Collected data entries:
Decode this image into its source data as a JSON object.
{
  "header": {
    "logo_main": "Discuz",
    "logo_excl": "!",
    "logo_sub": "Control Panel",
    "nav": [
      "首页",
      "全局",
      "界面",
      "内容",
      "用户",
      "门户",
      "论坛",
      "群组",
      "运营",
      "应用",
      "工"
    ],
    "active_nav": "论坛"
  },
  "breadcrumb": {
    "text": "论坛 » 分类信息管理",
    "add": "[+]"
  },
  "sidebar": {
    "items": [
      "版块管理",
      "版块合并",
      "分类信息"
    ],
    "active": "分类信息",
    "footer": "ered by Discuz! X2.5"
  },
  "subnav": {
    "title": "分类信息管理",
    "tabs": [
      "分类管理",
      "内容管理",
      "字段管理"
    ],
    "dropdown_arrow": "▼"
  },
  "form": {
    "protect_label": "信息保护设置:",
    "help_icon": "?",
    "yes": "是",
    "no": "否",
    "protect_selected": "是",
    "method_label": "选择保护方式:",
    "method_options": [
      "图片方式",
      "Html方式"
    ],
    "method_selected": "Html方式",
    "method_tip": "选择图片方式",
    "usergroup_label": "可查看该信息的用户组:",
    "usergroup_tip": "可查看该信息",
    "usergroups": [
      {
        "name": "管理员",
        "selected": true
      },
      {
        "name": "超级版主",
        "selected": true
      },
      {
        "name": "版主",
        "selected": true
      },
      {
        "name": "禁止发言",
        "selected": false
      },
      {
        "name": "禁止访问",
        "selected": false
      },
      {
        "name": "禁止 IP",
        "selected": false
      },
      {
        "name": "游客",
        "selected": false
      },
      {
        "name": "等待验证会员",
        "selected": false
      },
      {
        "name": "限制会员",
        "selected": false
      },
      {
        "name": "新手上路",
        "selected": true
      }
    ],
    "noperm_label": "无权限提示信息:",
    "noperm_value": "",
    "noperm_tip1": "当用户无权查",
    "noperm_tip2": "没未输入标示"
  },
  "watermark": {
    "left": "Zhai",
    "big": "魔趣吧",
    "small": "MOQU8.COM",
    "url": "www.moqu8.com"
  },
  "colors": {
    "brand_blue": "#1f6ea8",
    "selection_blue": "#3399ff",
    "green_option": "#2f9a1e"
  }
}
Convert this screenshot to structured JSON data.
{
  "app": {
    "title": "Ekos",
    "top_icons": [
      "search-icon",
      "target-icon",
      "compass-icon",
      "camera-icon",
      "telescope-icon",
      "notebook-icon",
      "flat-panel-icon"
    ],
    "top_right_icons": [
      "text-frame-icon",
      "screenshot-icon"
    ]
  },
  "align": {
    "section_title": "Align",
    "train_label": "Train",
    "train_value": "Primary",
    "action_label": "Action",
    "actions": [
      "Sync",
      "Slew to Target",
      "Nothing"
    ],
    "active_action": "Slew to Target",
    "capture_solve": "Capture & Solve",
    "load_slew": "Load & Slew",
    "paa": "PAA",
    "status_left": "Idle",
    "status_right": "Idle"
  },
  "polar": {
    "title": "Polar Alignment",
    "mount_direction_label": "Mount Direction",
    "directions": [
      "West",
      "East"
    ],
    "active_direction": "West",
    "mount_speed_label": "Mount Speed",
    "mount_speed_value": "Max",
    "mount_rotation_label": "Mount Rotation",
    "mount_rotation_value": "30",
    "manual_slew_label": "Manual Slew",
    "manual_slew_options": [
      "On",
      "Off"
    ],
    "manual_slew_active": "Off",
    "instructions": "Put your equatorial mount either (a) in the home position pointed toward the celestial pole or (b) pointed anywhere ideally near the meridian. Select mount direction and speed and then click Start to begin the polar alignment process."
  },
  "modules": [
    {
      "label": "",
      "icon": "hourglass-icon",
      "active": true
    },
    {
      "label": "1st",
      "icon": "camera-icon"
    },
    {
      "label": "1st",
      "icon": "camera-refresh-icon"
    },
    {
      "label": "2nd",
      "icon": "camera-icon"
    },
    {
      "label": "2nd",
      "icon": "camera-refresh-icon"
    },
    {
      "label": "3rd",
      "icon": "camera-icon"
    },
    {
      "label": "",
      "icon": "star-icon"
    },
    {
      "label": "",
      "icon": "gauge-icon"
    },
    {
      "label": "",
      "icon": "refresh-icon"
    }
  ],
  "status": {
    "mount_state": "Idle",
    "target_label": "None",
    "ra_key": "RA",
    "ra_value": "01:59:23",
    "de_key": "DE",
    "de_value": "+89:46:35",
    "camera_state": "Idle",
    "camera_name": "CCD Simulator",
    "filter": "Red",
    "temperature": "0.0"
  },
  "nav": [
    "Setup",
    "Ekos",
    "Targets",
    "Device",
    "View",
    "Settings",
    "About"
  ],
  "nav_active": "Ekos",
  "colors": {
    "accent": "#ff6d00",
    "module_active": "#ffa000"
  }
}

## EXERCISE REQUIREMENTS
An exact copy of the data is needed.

## COMPLETED EXERCISE
Decode this image into its source data as a JSON object.
{
  "header": {
    "logo_main": "Discuz",
    "logo_excl": "!",
    "logo_sub": "Control Panel",
    "nav": [
      "首页",
      "全局",
      "界面",
      "内容",
      "用户",
      "门户",
      "论坛",
      "群组",
      "运营",
      "应用",
      "工"
    ],
    "active_nav": "论坛"
  },
  "breadcrumb": {
    "text": "论坛 » 分类信息管理",
    "add": "[+]"
  },
  "sidebar": {
    "items": [
      "版块管理",
      "版块合并",
      "分类信息"
    ],
    "active": "分类信息",
    "footer": "ered by Discuz! X2.5"
  },
  "subnav": {
    "title": "分类信息管理",
    "tabs": [
      "分类管理",
      "内容管理",
      "字段管理"
    ],
    "dropdown_arrow": "▼"
  },
  "form": {
    "protect_label": "信息保护设置:",
    "help_icon": "?",
    "yes": "是",
    "no": "否",
    "protect_selected": "是",
    "method_label": "选择保护方式:",
    "method_options": [
      "图片方式",
      "Html方式"
    ],
    "method_selected": "Html方式",
    "method_tip": "选择图片方式",
    "usergroup_label": "可查看该信息的用户组:",
    "usergroup_tip": "可查看该信息",
    "usergroups": [
      {
        "name": "管理员",
        "selected": true
      },
      {
        "name": "超级版主",
        "selected": true
      },
      {
        "name": "版主",
        "selected": true
      },
      {
        "name": "禁止发言",
        "selected": false
      },
      {
        "name": "禁止访问",
        "selected": false
      },
      {
        "name": "禁止 IP",
        "selected": false
      },
      {
        "name": "游客",
        "selected": false
      },
      {
        "name": "等待验证会员",
        "selected": false
      },
      {
        "name": "限制会员",
        "selected": false
      },
      {
        "name": "新手上路",
        "selected": true
      }
    ],
    "noperm_label": "无权限提示信息:",
    "noperm_value": "",
    "noperm_tip1": "当用户无权查",
    "noperm_tip2": "没未输入标示"
  },
  "watermark": {
    "left": "Zhai",
    "big": "魔趣吧",
    "small": "MOQU8.COM",
    "url": "www.moqu8.com"
  },
  "colors": {
    "brand_blue": "#1f6ea8",
    "selection_blue": "#3399ff",
    "green_option": "#2f9a1e"
  }
}
Convert this screenshot to structured JSON data.
{
  "app": {
    "title": "Ekos",
    "top_icons": [
      "search-icon",
      "target-icon",
      "compass-icon",
      "camera-icon",
      "telescope-icon",
      "notebook-icon",
      "flat-panel-icon"
    ],
    "top_right_icons": [
      "text-frame-icon",
      "screenshot-icon"
    ]
  },
  "align": {
    "section_title": "Align",
    "train_label": "Train",
    "train_value": "Primary",
    "action_label": "Action",
    "actions": [
      "Sync",
      "Slew to Target",
      "Nothing"
    ],
    "active_action": "Slew to Target",
    "capture_solve": "Capture & Solve",
    "load_slew": "Load & Slew",
    "paa": "PAA",
    "status_left": "Idle",
    "status_right": "Idle"
  },
  "polar": {
    "title": "Polar Alignment",
    "mount_direction_label": "Mount Direction",
    "directions": [
      "West",
      "East"
    ],
    "active_direction": "West",
    "mount_speed_label": "Mount Speed",
    "mount_speed_value": "Max",
    "mount_rotation_label": "Mount Rotation",
    "mount_rotation_value": "30",
    "manual_slew_label": "Manual Slew",
    "manual_slew_options": [
      "On",
      "Off"
    ],
    "manual_slew_active": "Off",
    "instructions": "Put your equatorial mount either (a) in the home position pointed toward the celestial pole or (b) pointed anywhere ideally near the meridian. Select mount direction and speed and then click Start to begin the polar alignment process."
  },
  "modules": [
    {
      "label": "",
      "icon": "hourglass-icon",
      "active": true
    },
    {
      "label": "1st",
      "icon": "camera-icon"
    },
    {
      "label": "1st",
      "icon": "camera-refresh-icon"
    },
    {
      "label": "2nd",
      "icon": "camera-icon"
    },
    {
      "label": "2nd",
      "icon": "camera-refresh-icon"
    },
    {
      "label": "3rd",
      "icon": "camera-icon"
    },
    {
      "label": "",
      "icon": "star-icon"
    },
    {
      "label": "",
      "icon": "gauge-icon"
    },
    {
      "label": "",
      "icon": "refresh-icon"
    }
  ],
  "status": {
    "mount_state": "Idle",
    "target_label": "None",
    "ra_key": "RA",
    "ra_value": "01:59:23",
    "de_key": "DE",
    "de_value": "+89:46:35",
    "camera_state": "Idle",
    "camera_name": "CCD Simulator",
    "filter": "Red",
    "temperature": "0.0"
  },
  "nav": [
    "Setup",
    "Ekos",
    "Targets",
    "Device",
    "View",
    "Settings",
    "About"
  ],
  "nav_active": "Ekos",
  "colors": {
    "accent": "#ff6d00",
    "module_active": "#ffa000"
  }
}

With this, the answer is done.